By George Okello via UAH
I will never trust computer managed elections in Africa. These systems depend on the integrity of the individuals managing them. I can see in the IT network we use here in the UK for the NHS. We workers are just very tiny operators behind a screen connected to a very huge and complicated cyber and digital jungle- there are only a handful of people who really know how the system works and how to use, manipulate the data it contains and makes available for staff as well as for public consumption. These few key people, located at its strategic nerve centres, can do what they want with it. No one can stop them.
Digitally managed elections work in the developed countries because of two factors:
1. The staff managing elections are generally non-partisan civil servants with undoubted integrity and with no personal interest in massaging the results of the elections. Compare to Africa where money can buy anyone who is located at a key point in the delivery and tallying process.
2. The moral compass in the developed countries, the difference between right and wrong, has very little comparision with what that in Africa where people carry their biases to their jobs and will not hesitate to massage a situation if it benefits his preferred candidate- and will not see anything wrong with it..
You already know for a fact every Elections Commission in Africa is appointed by the government in power, and its primary purpose is to manage the process so that the appointing authority wins. Most Elections commissions act just like an appendage of the regime or the ruling party and do not even pretend to be non-partisan. Just look at the IEBC, even before the elections. The opposition had to take it again and again to the courts, even before the elections, to get it to clean up its system- a process it vehemently resisted.
The IEBC was a partisan agency from start to finish. Its Chairman, Chebukatti was appointed by Jomo Kenyatta just 7 months before the elections with a brief to deliver victory, but to make it uncontroversial and as smooth as as possible, using digital computer generated skullduggery. Unfortunately for him, his running dogs or field officers did not know how to use computers, and were so inept at cheating even a child could detect their scams.

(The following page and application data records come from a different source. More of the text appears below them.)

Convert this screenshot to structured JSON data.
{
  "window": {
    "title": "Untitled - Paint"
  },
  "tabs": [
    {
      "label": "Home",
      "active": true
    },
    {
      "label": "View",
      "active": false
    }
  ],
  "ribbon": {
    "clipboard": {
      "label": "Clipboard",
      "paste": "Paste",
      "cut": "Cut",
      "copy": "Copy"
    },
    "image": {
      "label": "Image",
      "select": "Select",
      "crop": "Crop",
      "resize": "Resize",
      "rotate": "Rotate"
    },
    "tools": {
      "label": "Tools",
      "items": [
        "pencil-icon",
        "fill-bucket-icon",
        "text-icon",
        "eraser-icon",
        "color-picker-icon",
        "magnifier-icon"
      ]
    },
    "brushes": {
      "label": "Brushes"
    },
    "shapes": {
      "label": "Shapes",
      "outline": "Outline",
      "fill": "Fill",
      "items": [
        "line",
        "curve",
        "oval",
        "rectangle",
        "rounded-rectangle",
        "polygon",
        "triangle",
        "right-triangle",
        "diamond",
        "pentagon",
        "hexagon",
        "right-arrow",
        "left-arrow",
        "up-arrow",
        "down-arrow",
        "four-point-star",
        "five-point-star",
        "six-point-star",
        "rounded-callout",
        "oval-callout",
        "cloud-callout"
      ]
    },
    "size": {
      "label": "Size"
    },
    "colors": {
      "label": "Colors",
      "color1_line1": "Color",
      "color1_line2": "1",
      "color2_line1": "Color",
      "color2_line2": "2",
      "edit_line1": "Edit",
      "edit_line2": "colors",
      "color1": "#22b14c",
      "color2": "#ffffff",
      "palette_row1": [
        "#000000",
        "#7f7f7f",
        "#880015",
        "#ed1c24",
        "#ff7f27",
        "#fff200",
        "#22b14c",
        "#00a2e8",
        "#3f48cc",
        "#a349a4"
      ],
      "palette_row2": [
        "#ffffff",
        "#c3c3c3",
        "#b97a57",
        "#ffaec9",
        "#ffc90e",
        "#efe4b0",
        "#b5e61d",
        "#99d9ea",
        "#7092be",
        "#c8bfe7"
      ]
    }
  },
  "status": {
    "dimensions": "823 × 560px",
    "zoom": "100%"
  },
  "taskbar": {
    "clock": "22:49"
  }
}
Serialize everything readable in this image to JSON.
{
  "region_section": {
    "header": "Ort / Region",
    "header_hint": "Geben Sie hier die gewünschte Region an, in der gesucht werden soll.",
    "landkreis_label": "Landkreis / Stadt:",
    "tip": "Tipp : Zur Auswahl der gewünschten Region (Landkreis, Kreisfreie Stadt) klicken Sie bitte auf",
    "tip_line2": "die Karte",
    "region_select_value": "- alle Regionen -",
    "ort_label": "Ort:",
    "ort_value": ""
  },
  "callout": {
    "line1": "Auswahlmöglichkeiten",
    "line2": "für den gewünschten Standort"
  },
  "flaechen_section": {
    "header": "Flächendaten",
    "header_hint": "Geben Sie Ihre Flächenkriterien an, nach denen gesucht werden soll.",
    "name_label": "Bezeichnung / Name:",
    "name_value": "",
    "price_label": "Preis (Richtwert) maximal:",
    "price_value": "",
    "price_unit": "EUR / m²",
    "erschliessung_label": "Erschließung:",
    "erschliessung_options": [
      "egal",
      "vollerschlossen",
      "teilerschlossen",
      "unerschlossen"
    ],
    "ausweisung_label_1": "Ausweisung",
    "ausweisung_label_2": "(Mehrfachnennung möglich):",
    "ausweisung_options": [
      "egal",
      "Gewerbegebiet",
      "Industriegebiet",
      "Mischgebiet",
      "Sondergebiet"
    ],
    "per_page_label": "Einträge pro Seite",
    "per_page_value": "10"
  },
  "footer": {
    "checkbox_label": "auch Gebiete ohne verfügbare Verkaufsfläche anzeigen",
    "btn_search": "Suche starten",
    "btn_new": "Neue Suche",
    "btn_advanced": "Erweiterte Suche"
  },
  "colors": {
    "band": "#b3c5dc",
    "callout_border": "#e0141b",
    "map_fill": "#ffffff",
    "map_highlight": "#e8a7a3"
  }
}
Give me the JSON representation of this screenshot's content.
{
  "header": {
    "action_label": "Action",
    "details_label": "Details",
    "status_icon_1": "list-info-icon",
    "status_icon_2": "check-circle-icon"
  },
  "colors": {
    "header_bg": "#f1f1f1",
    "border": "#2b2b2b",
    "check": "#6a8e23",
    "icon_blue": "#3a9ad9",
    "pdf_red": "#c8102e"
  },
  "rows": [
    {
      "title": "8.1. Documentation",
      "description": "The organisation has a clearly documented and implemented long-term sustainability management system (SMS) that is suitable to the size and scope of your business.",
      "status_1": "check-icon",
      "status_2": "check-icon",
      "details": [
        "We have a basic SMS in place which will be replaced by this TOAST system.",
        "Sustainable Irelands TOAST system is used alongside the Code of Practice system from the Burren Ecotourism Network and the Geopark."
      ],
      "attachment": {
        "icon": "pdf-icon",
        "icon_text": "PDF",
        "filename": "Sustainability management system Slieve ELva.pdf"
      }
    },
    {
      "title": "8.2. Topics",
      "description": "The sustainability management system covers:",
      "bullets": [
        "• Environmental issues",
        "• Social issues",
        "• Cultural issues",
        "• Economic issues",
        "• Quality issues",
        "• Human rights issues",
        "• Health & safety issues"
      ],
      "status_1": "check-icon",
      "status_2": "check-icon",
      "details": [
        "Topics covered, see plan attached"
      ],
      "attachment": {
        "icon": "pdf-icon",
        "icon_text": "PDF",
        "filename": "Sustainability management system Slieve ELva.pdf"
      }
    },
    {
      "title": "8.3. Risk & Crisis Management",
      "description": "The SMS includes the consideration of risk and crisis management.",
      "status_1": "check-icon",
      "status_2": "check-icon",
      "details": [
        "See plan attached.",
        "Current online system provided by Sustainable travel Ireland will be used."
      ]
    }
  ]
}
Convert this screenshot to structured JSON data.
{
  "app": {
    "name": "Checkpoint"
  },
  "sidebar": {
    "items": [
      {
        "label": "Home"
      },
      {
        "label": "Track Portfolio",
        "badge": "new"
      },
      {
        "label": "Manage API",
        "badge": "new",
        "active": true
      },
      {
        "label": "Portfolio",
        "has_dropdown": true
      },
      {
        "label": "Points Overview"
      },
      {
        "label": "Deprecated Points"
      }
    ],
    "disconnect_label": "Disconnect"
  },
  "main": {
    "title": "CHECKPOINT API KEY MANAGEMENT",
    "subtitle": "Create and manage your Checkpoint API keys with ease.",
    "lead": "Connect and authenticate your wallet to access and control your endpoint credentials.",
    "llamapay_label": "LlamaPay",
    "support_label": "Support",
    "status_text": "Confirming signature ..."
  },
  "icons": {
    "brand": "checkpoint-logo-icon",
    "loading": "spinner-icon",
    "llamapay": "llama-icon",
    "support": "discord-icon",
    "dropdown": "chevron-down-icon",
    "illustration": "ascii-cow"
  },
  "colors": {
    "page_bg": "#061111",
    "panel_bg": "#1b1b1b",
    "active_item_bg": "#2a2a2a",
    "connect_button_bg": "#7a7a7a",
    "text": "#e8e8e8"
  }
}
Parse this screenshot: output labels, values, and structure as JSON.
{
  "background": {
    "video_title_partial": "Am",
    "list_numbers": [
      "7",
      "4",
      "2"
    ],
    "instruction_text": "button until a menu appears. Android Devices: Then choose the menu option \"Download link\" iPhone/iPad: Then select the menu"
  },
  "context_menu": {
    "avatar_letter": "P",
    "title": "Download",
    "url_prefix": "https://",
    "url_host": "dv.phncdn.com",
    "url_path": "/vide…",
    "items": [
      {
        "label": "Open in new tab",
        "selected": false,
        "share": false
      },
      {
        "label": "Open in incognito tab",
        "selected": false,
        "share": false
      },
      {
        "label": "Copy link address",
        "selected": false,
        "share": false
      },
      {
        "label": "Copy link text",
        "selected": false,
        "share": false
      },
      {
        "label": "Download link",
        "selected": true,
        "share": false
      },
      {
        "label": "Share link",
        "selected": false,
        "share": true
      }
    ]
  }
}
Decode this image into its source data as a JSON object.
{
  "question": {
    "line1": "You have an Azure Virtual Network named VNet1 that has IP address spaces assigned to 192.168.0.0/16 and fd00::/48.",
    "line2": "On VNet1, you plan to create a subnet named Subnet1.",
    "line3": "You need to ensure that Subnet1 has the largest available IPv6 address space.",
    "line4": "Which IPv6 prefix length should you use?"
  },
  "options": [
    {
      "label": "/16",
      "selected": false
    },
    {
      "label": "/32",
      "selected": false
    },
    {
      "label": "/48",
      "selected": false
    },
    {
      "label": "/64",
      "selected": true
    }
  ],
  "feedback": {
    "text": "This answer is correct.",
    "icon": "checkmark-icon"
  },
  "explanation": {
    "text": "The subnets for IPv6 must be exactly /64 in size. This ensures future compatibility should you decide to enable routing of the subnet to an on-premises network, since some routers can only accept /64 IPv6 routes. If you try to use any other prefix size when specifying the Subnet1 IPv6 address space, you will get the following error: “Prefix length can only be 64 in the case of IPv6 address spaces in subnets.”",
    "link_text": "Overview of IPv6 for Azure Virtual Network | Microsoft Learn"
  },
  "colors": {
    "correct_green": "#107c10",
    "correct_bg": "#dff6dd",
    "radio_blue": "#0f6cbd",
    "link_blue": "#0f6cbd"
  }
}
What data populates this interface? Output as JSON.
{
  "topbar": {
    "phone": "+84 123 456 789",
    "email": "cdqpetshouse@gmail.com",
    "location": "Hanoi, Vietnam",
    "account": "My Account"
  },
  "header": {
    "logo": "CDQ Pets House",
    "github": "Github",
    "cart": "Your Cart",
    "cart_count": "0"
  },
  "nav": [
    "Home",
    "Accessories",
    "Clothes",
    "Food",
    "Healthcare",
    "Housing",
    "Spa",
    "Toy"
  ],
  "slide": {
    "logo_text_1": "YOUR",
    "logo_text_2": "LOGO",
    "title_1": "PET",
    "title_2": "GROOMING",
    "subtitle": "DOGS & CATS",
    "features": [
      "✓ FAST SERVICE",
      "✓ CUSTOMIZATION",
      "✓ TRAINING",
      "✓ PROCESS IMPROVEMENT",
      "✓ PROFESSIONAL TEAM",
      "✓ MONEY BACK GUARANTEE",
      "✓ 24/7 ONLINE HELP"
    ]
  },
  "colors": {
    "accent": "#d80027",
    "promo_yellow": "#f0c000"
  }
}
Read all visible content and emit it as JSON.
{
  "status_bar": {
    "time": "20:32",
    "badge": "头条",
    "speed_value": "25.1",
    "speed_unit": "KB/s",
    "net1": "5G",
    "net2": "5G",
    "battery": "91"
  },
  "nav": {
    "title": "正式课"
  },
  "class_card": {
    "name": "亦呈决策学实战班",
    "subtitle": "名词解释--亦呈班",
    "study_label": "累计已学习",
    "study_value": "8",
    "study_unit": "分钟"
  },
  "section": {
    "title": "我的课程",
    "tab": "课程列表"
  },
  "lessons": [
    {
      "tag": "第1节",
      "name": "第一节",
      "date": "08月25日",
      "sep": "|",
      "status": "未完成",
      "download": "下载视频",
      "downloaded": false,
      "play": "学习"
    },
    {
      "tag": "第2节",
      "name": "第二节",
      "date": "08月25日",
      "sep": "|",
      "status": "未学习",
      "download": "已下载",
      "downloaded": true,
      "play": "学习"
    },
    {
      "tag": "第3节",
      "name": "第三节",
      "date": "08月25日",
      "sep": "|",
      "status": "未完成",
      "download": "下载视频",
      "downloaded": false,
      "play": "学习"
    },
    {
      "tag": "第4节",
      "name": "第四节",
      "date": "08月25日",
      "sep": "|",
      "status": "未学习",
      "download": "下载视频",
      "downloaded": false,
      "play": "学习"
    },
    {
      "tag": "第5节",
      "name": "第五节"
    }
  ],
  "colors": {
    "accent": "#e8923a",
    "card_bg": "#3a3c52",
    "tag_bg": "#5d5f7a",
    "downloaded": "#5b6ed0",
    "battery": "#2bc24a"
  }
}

Kenyatta should have hired foreign computer experts from London- the 16-25 year old hackers who are running rings around,and playing havoc with,computer networks and businesses here in the UK, and costing companies millions of pounds to protect themselves.
I think Kenya should just revert back to manual counting at the polling station and submission of the results to the tallying centres by hand. That would deliver a more credible result, although it would take more time. Or else, commission an independent western polling agency to manage the process.